10 mg / 25 mg/mL = 0.4 mL

So, Nurse Lily should draw up 0.4 mL of Demerol from the vial to administer the ordered dosage of 10 mg.

10. Solution:

Nurse Adam needs to determine how many milliliters (mL) of Phenergan he should draw up to deliver the ordered dose of 20 mg.

We know that:

1. The doctor’s order specifies a dosage of 20 mg of Phenergan.

2. The available Phenergan has a concentration of 50 mg/mL.

The volume (in mL) needed to deliver the ordered dosage can be found by dividing the number of milligrams needed by the number of milligrams per mL:

20 mg / 50 mg/mL = 0.4 mL

So, Nurse Adam should extract 0.4 mL of Phenergan from the vial to match the prescribed dosage of 20 mg.

11. Solution:

Nurse Ella needs to calculate the volume in milliliters (mL) of Benadryl she should draw up to deliver the ordered dose of 45 mg.

We know that:

1. The doctor’s order specifies a dosage of 45 mg of Benadryl.

2. The available Benadryl has a concentration of 50 mg/mL.

45 mg / 50 mg/mL = 0.9 mL

So, Nurse Ella should draw up 0.9 mL of Benadryl in a TB syringe to match the ordered dosage of 45 mg.

12. Solution:

Nurse Daniel’s task is to determine how many milliliters (mL) of Benadryl he needs to administer to deliver the ordered dose of 25 mg.

We know that:

1. The doctor’s order specifies a dosage of 25 mg of Benadryl.

2. The available Benadryl has a concentration of 50 mg/mL.

25 mg / 50 mg/mL = 0.5 mL

So, Nurse Daniel should draw up 0.5 mL of Benadryl into the TB syringe to fulfill the ordered dosage of 25 mg.

13. Solution:

Nurse Kate needs to calculate the volume in milliliters (mL) of Toradol she should draw up to deliver the ordered dose of 45 mg.

We know that:

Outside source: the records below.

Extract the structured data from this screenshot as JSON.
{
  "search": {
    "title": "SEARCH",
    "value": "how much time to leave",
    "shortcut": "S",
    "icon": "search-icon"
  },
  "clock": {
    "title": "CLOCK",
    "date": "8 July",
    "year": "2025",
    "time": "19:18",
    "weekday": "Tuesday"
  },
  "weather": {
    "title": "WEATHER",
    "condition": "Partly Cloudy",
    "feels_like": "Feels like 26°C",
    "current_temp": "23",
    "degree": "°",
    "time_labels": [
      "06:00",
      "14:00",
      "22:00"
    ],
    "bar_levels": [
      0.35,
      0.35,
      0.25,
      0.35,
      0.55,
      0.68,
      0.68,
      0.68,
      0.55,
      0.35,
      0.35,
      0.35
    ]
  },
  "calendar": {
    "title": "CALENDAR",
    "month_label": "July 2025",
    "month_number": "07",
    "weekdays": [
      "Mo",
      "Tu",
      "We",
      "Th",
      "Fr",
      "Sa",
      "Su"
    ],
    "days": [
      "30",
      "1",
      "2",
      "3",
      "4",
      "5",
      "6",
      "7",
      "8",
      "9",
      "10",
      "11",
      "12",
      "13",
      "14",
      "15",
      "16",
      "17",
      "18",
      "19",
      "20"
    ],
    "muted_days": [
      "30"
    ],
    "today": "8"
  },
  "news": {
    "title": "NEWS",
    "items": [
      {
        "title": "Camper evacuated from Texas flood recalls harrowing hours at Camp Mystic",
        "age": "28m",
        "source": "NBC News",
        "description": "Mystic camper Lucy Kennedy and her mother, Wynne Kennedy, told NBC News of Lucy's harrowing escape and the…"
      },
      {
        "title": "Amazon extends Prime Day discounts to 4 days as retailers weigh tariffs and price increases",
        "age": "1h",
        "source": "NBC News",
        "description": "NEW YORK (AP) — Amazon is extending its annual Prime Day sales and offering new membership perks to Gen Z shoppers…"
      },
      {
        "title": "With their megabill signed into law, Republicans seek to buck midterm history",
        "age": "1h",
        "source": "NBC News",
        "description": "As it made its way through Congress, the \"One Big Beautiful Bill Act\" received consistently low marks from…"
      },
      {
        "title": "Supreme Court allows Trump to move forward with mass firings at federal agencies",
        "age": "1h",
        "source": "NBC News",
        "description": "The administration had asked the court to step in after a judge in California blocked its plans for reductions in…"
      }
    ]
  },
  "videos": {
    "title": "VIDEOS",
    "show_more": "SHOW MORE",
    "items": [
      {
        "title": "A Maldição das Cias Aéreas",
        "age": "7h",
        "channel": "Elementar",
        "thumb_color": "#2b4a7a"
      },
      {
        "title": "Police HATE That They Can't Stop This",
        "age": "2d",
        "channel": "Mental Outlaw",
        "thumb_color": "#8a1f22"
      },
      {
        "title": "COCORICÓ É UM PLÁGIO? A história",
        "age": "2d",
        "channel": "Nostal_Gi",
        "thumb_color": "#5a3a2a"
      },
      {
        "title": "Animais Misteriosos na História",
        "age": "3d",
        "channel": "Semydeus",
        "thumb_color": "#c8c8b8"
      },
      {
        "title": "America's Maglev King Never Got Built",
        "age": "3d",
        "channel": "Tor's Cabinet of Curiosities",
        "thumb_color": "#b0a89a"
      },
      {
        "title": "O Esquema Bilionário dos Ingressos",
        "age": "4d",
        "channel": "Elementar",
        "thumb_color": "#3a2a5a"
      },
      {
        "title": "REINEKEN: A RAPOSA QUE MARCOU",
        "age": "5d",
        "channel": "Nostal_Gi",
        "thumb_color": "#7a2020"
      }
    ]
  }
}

1. The doctor’s order specifies a dosage of 45 mg of Toradol.

2. The available Toradol has a concentration of 60 mg in 2 mL.

First, we need to find the concentration in terms of mg/mL. We can calculate this by dividing the total amount of Toradol (60 mg) by the total volume (2 mL):

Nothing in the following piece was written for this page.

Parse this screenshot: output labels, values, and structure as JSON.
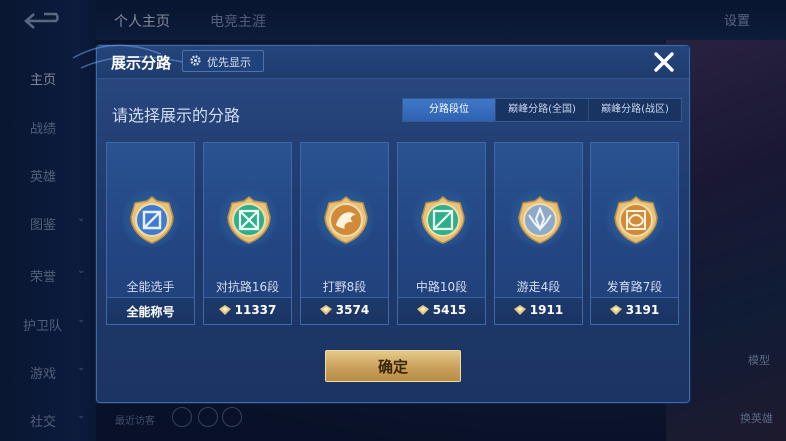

60 mg / 2 mL = 30 mg/mL

This means there are 30 mg of Toradol in each mL.

Next, we need to find out how many mL contain 45 mg of Toradol. We do this by dividing the number of milligrams needed by the number of milligrams per mL:

45 mg / 30 mg/mL = 1.5 mL

So, Nurse Kate should draw up 1.5 mL of Toradol into the 3 mL syringe to match the physician’s order of 45 mg.